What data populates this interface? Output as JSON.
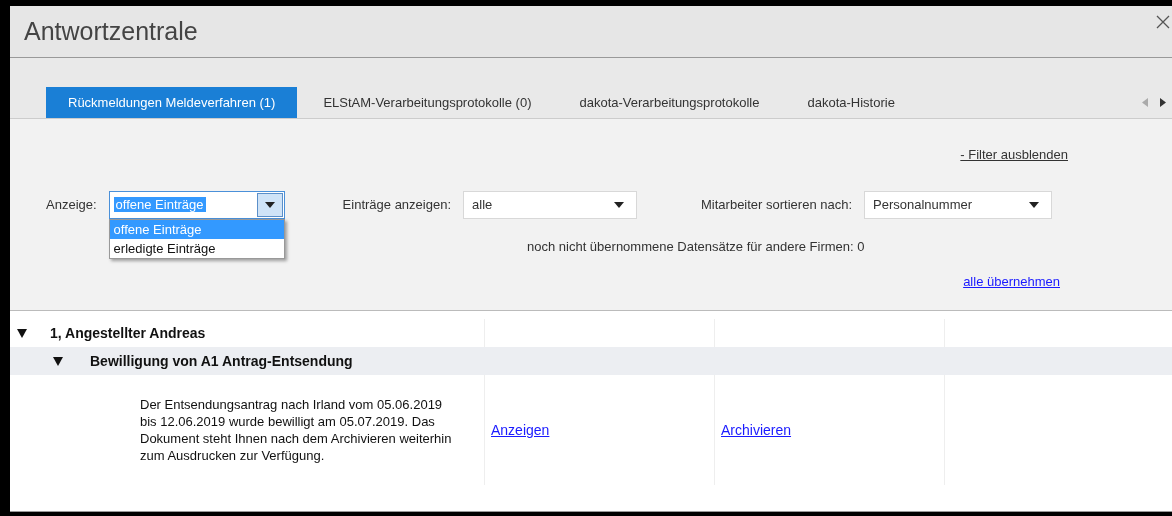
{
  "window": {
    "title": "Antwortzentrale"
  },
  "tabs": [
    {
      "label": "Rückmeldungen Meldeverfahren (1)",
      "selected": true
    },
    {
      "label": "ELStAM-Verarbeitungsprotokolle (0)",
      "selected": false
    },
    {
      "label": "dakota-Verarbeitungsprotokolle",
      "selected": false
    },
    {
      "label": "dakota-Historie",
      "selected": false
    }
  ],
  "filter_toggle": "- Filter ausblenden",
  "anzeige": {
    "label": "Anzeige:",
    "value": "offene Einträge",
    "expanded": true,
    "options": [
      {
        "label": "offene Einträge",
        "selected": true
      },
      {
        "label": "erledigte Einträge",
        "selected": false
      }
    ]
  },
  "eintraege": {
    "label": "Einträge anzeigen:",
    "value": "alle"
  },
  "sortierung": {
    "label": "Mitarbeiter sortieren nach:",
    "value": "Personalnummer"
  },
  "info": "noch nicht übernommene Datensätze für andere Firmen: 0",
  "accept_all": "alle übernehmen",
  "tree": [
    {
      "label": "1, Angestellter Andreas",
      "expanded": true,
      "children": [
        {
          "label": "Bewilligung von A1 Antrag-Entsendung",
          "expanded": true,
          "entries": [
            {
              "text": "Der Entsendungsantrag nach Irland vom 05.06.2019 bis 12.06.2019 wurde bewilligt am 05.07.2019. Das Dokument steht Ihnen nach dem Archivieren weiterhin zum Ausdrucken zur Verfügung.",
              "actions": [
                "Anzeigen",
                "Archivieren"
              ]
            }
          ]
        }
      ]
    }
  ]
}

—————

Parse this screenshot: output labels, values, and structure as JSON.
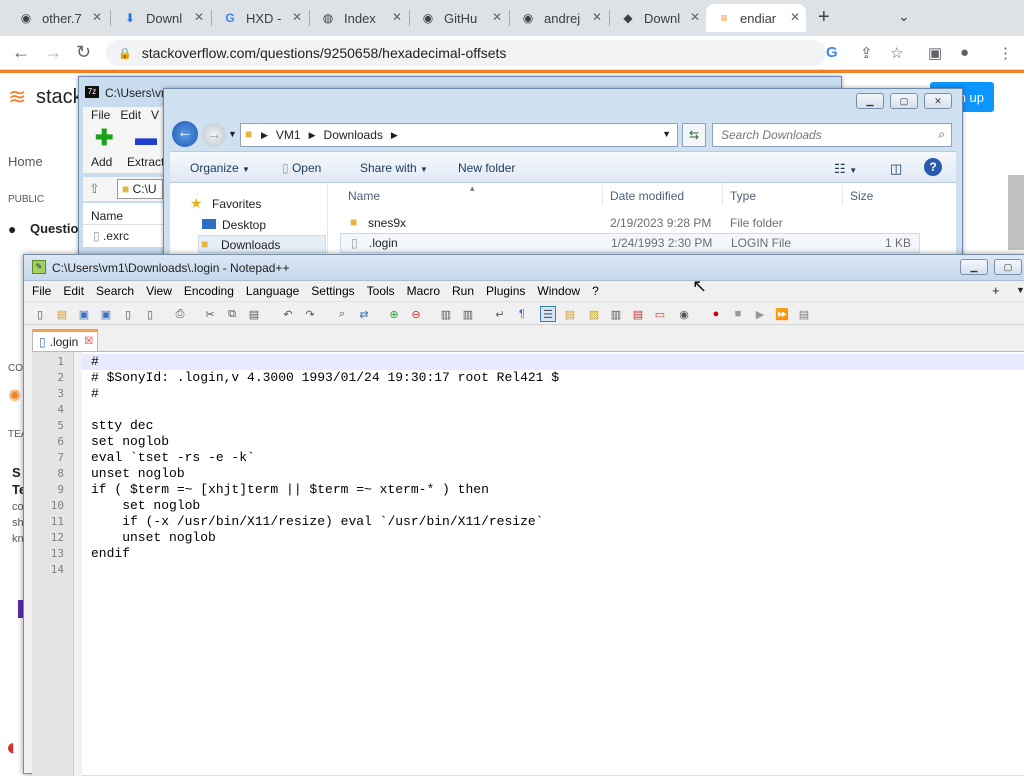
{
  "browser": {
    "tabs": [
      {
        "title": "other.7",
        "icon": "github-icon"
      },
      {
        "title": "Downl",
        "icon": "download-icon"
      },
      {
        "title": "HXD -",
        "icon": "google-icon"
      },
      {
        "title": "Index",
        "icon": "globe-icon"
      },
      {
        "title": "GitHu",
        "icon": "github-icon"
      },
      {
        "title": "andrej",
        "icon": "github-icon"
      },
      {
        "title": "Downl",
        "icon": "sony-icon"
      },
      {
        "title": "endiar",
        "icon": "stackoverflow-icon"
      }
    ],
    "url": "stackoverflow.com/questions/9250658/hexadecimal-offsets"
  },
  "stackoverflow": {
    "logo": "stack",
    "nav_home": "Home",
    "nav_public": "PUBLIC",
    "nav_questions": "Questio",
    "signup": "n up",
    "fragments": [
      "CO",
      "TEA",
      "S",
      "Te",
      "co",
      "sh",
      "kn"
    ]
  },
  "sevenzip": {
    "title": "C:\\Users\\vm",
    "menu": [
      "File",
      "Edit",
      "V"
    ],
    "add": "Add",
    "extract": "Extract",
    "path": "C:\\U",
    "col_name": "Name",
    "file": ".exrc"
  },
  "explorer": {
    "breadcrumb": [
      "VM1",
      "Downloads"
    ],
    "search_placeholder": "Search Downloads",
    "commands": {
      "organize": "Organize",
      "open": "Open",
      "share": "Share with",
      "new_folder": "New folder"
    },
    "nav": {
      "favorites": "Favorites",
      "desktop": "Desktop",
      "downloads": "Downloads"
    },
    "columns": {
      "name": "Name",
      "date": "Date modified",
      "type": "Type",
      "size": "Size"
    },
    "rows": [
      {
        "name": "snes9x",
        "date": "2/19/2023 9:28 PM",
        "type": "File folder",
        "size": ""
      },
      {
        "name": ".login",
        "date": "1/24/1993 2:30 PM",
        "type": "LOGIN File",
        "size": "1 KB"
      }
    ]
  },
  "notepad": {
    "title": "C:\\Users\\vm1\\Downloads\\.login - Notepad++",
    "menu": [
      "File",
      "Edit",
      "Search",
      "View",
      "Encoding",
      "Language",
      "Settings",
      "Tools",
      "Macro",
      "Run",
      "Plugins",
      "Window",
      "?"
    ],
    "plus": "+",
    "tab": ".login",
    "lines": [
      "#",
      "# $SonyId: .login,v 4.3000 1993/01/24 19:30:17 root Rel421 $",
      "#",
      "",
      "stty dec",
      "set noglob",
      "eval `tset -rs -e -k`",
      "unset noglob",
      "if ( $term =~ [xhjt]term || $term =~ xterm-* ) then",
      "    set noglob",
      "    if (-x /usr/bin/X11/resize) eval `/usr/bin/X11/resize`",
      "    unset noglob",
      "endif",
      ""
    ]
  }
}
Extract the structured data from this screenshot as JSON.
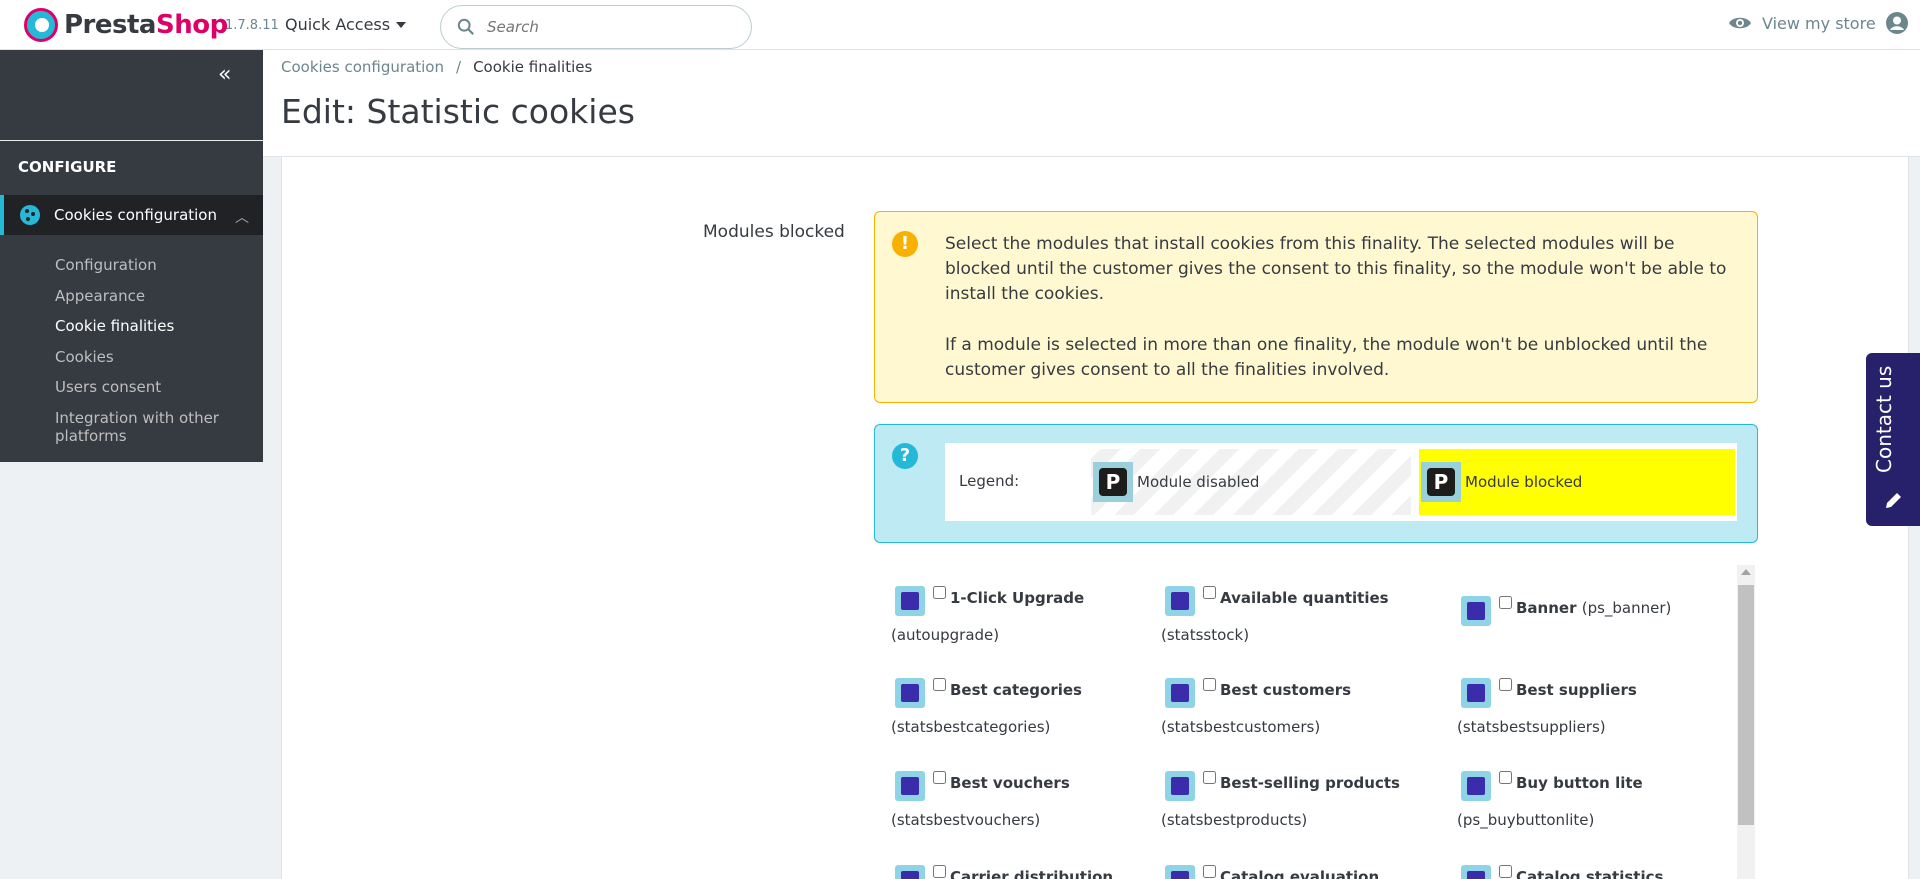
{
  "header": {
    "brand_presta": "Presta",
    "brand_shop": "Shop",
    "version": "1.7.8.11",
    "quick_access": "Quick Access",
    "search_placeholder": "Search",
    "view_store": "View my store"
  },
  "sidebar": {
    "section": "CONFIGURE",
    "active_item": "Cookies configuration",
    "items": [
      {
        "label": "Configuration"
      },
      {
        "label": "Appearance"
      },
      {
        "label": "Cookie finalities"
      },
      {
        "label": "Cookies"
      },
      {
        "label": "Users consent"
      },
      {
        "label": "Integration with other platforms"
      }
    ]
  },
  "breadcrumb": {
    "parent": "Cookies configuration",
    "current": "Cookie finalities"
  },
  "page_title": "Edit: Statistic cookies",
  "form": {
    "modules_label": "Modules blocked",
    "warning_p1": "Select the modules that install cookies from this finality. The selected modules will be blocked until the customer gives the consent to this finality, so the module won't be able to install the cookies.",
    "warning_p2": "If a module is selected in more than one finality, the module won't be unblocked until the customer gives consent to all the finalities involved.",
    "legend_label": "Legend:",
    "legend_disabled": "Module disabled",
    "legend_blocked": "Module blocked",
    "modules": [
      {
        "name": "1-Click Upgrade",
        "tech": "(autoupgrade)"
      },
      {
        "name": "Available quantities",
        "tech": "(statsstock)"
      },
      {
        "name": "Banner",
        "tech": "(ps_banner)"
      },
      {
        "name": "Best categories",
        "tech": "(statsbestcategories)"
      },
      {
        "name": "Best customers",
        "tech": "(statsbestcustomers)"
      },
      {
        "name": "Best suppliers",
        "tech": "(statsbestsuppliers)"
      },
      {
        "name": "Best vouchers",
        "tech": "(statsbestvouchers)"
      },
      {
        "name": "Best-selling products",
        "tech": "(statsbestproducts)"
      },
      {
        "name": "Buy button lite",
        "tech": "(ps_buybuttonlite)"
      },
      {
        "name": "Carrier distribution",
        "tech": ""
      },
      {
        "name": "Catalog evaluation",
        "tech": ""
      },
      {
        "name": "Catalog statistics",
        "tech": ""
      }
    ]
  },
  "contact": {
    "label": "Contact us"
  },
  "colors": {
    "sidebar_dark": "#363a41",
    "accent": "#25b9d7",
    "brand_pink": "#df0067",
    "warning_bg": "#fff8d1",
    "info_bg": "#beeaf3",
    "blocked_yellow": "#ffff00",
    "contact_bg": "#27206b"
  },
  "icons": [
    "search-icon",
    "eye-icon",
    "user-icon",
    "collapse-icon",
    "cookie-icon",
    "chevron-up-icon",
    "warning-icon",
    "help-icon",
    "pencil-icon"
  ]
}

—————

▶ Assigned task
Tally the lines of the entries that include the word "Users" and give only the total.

▶ Solution to this task
3